EXTRACTED ENTRIES:
• • • • •

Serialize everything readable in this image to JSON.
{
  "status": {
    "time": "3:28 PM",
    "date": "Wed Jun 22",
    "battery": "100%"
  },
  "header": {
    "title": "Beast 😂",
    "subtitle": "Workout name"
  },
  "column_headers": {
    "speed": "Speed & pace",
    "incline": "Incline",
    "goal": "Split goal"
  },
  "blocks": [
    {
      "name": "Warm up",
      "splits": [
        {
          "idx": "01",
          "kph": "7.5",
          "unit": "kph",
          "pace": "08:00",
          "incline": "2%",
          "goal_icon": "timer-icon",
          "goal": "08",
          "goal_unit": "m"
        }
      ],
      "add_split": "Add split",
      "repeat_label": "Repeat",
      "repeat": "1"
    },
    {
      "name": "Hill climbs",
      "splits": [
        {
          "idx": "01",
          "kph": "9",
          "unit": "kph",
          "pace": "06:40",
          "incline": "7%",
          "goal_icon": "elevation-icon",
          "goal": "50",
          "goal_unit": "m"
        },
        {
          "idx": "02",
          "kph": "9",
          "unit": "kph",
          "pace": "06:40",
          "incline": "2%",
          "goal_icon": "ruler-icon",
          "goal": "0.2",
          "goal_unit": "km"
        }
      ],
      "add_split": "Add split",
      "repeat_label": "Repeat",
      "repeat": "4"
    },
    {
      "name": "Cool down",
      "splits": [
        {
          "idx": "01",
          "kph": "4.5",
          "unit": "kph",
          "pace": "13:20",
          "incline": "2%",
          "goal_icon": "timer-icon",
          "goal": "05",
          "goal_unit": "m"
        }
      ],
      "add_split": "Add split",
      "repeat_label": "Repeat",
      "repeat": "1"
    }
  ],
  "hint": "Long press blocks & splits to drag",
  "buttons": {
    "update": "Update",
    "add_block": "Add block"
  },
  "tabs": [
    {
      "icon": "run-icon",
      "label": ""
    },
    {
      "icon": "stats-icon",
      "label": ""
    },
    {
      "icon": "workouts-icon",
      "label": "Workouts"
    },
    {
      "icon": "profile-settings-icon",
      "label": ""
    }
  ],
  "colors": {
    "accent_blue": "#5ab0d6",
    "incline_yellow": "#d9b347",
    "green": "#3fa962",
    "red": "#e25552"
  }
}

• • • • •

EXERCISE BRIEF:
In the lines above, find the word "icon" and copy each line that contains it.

EXPECTED ANSWER:
          "goal_icon": "timer-icon",
          "goal_icon": "elevation-icon",
          "goal_icon": "ruler-icon",
          "goal_icon": "timer-icon",
      "icon": "run-icon",
      "icon": "stats-icon",
      "icon": "workouts-icon",
      "icon": "profile-settings-icon",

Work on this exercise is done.